▶ **Aim of the exercise**
Output every entry exactly as it appears.

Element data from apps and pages
---------------
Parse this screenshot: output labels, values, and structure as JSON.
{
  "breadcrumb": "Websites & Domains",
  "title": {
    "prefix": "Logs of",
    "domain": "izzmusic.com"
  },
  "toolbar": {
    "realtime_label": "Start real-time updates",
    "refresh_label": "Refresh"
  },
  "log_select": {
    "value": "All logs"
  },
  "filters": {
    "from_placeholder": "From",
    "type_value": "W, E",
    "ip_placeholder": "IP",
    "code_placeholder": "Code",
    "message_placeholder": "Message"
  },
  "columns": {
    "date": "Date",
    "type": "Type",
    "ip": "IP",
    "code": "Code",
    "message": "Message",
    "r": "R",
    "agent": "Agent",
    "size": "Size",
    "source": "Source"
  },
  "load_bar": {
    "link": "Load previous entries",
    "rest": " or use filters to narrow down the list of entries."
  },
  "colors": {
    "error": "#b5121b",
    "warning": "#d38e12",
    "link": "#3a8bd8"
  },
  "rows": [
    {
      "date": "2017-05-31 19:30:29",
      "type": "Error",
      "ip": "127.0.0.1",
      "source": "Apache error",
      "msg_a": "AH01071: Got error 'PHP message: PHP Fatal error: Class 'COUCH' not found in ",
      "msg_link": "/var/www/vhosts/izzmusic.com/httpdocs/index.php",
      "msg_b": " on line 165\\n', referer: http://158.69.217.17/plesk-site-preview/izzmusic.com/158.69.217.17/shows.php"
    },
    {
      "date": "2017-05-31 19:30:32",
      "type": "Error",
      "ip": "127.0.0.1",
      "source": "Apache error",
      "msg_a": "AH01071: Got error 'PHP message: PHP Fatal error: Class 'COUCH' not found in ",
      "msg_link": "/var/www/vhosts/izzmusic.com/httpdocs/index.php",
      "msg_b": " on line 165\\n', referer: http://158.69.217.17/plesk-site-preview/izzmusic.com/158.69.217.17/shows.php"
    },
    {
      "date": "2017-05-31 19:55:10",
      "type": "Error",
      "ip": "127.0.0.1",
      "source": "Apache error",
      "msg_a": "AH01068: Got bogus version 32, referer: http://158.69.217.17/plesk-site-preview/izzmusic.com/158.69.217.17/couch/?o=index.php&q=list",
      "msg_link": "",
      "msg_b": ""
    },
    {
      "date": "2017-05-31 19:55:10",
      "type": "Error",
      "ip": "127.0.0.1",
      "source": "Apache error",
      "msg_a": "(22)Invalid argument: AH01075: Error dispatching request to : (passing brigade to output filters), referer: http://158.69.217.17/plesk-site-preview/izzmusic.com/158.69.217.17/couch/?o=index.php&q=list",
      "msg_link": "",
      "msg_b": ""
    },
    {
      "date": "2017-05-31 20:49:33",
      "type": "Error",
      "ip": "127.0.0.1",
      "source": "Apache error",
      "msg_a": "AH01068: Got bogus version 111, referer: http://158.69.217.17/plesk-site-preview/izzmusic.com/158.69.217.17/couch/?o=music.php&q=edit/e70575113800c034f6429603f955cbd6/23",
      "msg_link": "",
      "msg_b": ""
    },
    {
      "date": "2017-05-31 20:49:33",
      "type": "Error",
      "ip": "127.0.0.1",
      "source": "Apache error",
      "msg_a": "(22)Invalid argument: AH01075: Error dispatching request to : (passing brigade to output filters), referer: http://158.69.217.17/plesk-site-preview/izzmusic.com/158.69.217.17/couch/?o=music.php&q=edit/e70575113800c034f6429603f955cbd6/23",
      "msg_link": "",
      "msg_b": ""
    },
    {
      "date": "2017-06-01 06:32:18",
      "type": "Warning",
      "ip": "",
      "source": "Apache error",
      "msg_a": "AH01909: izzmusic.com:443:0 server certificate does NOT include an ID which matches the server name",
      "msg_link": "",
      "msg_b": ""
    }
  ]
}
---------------
▶ **Answer**
Parse this screenshot: output labels, values, and structure as JSON.
{
  "breadcrumb": "Websites & Domains",
  "title": {
    "prefix": "Logs of",
    "domain": "izzmusic.com"
  },
  "toolbar": {
    "realtime_label": "Start real-time updates",
    "refresh_label": "Refresh"
  },
  "log_select": {
    "value": "All logs"
  },
  "filters": {
    "from_placeholder": "From",
    "type_value": "W, E",
    "ip_placeholder": "IP",
    "code_placeholder": "Code",
    "message_placeholder": "Message"
  },
  "columns": {
    "date": "Date",
    "type": "Type",
    "ip": "IP",
    "code": "Code",
    "message": "Message",
    "r": "R",
    "agent": "Agent",
    "size": "Size",
    "source": "Source"
  },
  "load_bar": {
    "link": "Load previous entries",
    "rest": " or use filters to narrow down the list of entries."
  },
  "colors": {
    "error": "#b5121b",
    "warning": "#d38e12",
    "link": "#3a8bd8"
  },
  "rows": [
    {
      "date": "2017-05-31 19:30:29",
      "type": "Error",
      "ip": "127.0.0.1",
      "source": "Apache error",
      "msg_a": "AH01071: Got error 'PHP message: PHP Fatal error: Class 'COUCH' not found in ",
      "msg_link": "/var/www/vhosts/izzmusic.com/httpdocs/index.php",
      "msg_b": " on line 165\\n', referer: http://158.69.217.17/plesk-site-preview/izzmusic.com/158.69.217.17/shows.php"
    },
    {
      "date": "2017-05-31 19:30:32",
      "type": "Error",
      "ip": "127.0.0.1",
      "source": "Apache error",
      "msg_a": "AH01071: Got error 'PHP message: PHP Fatal error: Class 'COUCH' not found in ",
      "msg_link": "/var/www/vhosts/izzmusic.com/httpdocs/index.php",
      "msg_b": " on line 165\\n', referer: http://158.69.217.17/plesk-site-preview/izzmusic.com/158.69.217.17/shows.php"
    },
    {
      "date": "2017-05-31 19:55:10",
      "type": "Error",
      "ip": "127.0.0.1",
      "source": "Apache error",
      "msg_a": "AH01068: Got bogus version 32, referer: http://158.69.217.17/plesk-site-preview/izzmusic.com/158.69.217.17/couch/?o=index.php&q=list",
      "msg_link": "",
      "msg_b": ""
    },
    {
      "date": "2017-05-31 19:55:10",
      "type": "Error",
      "ip": "127.0.0.1",
      "source": "Apache error",
      "msg_a": "(22)Invalid argument: AH01075: Error dispatching request to : (passing brigade to output filters), referer: http://158.69.217.17/plesk-site-preview/izzmusic.com/158.69.217.17/couch/?o=index.php&q=list",
      "msg_link": "",
      "msg_b": ""
    },
    {
      "date": "2017-05-31 20:49:33",
      "type": "Error",
      "ip": "127.0.0.1",
      "source": "Apache error",
      "msg_a": "AH01068: Got bogus version 111, referer: http://158.69.217.17/plesk-site-preview/izzmusic.com/158.69.217.17/couch/?o=music.php&q=edit/e70575113800c034f6429603f955cbd6/23",
      "msg_link": "",
      "msg_b": ""
    },
    {
      "date": "2017-05-31 20:49:33",
      "type": "Error",
      "ip": "127.0.0.1",
      "source": "Apache error",
      "msg_a": "(22)Invalid argument: AH01075: Error dispatching request to : (passing brigade to output filters), referer: http://158.69.217.17/plesk-site-preview/izzmusic.com/158.69.217.17/couch/?o=music.php&q=edit/e70575113800c034f6429603f955cbd6/23",
      "msg_link": "",
      "msg_b": ""
    },
    {
      "date": "2017-06-01 06:32:18",
      "type": "Warning",
      "ip": "",
      "source": "Apache error",
      "msg_a": "AH01909: izzmusic.com:443:0 server certificate does NOT include an ID which matches the server name",
      "msg_link": "",
      "msg_b": ""
    }
  ]
}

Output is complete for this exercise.